Embryology: Human spine development commences during embryogenesis and lasts until the age of thirty.
It occurs in four overlapping stages: 1.
Mesenchymal stage : The notochord forms in the 3 rd gestational week and its role is to induce ectodermal and mesodermal differentiation resulting in formation of the neural plate,
which folds to form the neural tube.
It determines the spinal axis and contributes to the formation of the nucleus pulposus of the intervertebral disks.
Imaging findings OR Procedure Details
BENIGN Giant Cell Tumor: Fig. 1 Fig. 2 Fig. 3 Fig. 4 Only 3–7% of all giant cell tumors occur in spine; most of them in the sacrum. Second most common primary tumor of the sacrum. Women predominance (2:1). Ages between 15 and 40 years. Pain and neurologic deficits are the most common symptoms. Composed of osteoclastic giant cells.
Matrix calcifications and septations are absent.
Hemorrhagic and fibrotic areas are commonly found.

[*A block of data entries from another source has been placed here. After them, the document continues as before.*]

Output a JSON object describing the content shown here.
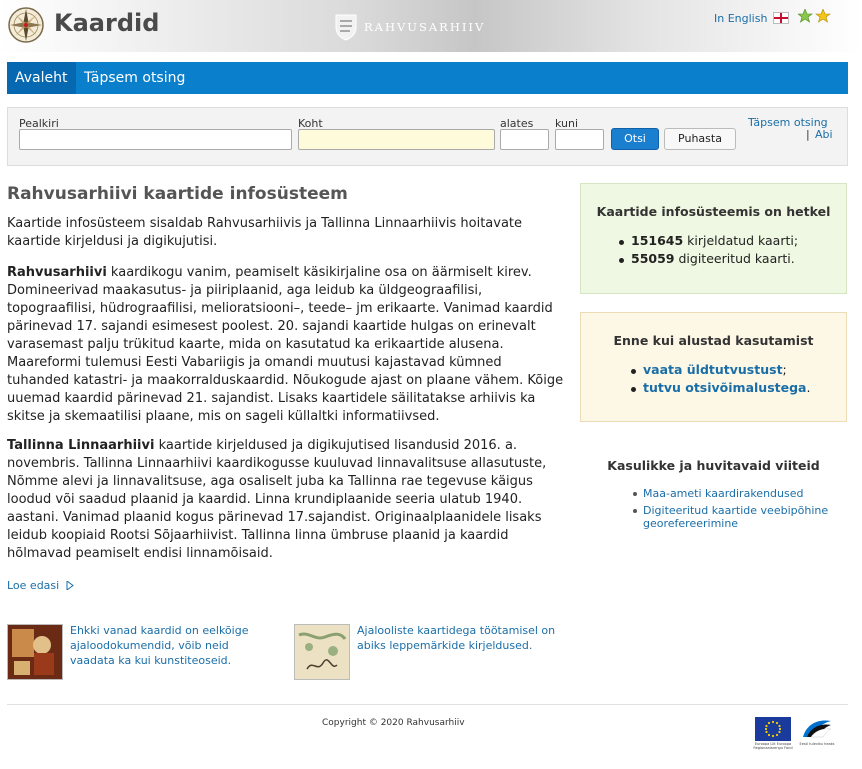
{
  "header": {
    "app_title": "Kaardid",
    "archive_name": "RAHVUSARHIIV",
    "lang_link": "In English",
    "logo_icon": "compass-rose-icon"
  },
  "nav": {
    "tabs": [
      "Avaleht",
      "Täpsem otsing"
    ],
    "active": "Avaleht"
  },
  "search": {
    "fields": {
      "title": "Pealkiri",
      "place": "Koht",
      "from": "alates",
      "to": "kuni"
    },
    "search_button": "Otsi",
    "clear_button": "Puhasta",
    "advanced_link": "Täpsem otsing",
    "separator": "|",
    "help_link": "Abi"
  },
  "main": {
    "title": "Rahvusarhiivi kaartide infosüsteem",
    "intro": "Kaartide infosüsteem sisaldab Rahvusarhiivis ja Tallinna Linnaarhiivis hoitavate kaartide kirjeldusi ja digikujutisi.",
    "p2_bold": "Rahvusarhiivi",
    "p2_text": " kaardikogu vanim, peamiselt käsikirjaline osa on äärmiselt kirev. Domineerivad maakasutus- ja piiriplaanid, aga leidub ka üldgeograafilisi, topograafilisi, hüdrograafilisi, melioratsiooni–, teede– jm erikaarte. Vanimad kaardid pärinevad 17. sajandi esimesest poolest. 20. sajandi kaartide hulgas on erinevalt varasemast palju trükitud kaarte, mida on kasutatud ka erikaartide alusena. Maareformi tulemusi Eesti Vabariigis ja omandi muutusi kajastavad kümned tuhanded katastri- ja maakorralduskaardid. Nõukogude ajast on plaane vähem. Kõige uuemad kaardid pärinevad 21. sajandist. Lisaks kaartidele säilitatakse arhiivis ka skitse ja skemaatilisi plaane, mis on sageli küllaltki informatiivsed.",
    "p3_bold": "Tallinna Linnaarhiivi",
    "p3_text": " kaartide kirjeldused ja digikujutised lisandusid 2016. a. novembris. Tallinna Linnaarhiivi kaardikogusse kuuluvad linnavalitsuse allasutuste, Nõmme alevi ja linnavalitsuse, aga osaliselt juba ka Tallinna rae tegevuse käigus loodud või saadud plaanid ja kaardid. Linna krundiplaanide seeria ulatub 1940. aastani. Vanimad plaanid kogus pärinevad 17.sajandist. Originaalplaanidele lisaks leidub koopiaid Rootsi Sõjaarhiivist. Tallinna linna ümbruse plaanid ja kaardid hõlmavad peamiselt endisi linnamõisaid.",
    "read_more": "Loe edasi",
    "features": [
      {
        "text": "Ehkki vanad kaardid on eelkõige ajaloodokumendid, võib neid vaadata ka kui kunstiteoseid."
      },
      {
        "text": "Ajalooliste kaartidega töötamisel on abiks leppemärkide kirjeldused."
      }
    ]
  },
  "sidebar": {
    "stats_title": "Kaartide infosüsteemis on hetkel",
    "stats": [
      {
        "num": "151645",
        "label": " kirjeldatud kaarti;"
      },
      {
        "num": "55059",
        "label": " digiteeritud kaarti."
      }
    ],
    "start_title": "Enne kui alustad kasutamist",
    "start_items": [
      {
        "link": "vaata üldtutvustust",
        "suffix": ";"
      },
      {
        "link": "tutvu otsivõimalustega",
        "suffix": "."
      }
    ],
    "links_title": "Kasulikke ja huvitavaid viiteid",
    "links": [
      "Maa-ameti kaardirakendused",
      "Digiteeritud kaartide veebipõhine georefereerimine"
    ]
  },
  "footer": {
    "copyright": "Copyright © 2020 Rahvusarhiiv",
    "eu_text": "Euroopa Liit Euroopa Regionaalarengu Fond",
    "ee_text": "Eesti tuleviku heaks"
  },
  "colors": {
    "nav": "#0a7fcc",
    "link": "#1a6ea8",
    "green_box": "#eef8e2",
    "yellow_box": "#fdf7e6"
  }
}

Spontaneous malignant transformation has...
is optimally imaged with cross-sectional techniques.
The embriological development of the sacrum reflects some of the neoplastic lesions.
There are primary tumors,
giant cell tumor,
and chondrosarcoma that have a predisposition for affecting the sacrum.
However metastatic disease is the most common sacral neoplasm. Familiarity with all the tumors affecting the sacrum will enhance the possibility of arriving at a specific diagnosis,
Primary Tumors of the Sacrum:Diagnostic Imaging.AJR2000;174:417–424 0361–803X/00/1742–417 © American Roentgen Ray Society Diagnostic Imaging of Solitary Tumor of the Spine: What to Do and Say.RadioGraphics 2008; 28:1019–1041 • Published online 10.1148/rg.284075156. The Sacrum: Pathologis Spectrum,
an Subspecialty Approach.RadioGraphics 2001; 21:83–104 The Sacrum: Pathologic Spectrum,
and Subspecialty Approach.
RadioGraphics 2001; 21:83–104 Benign...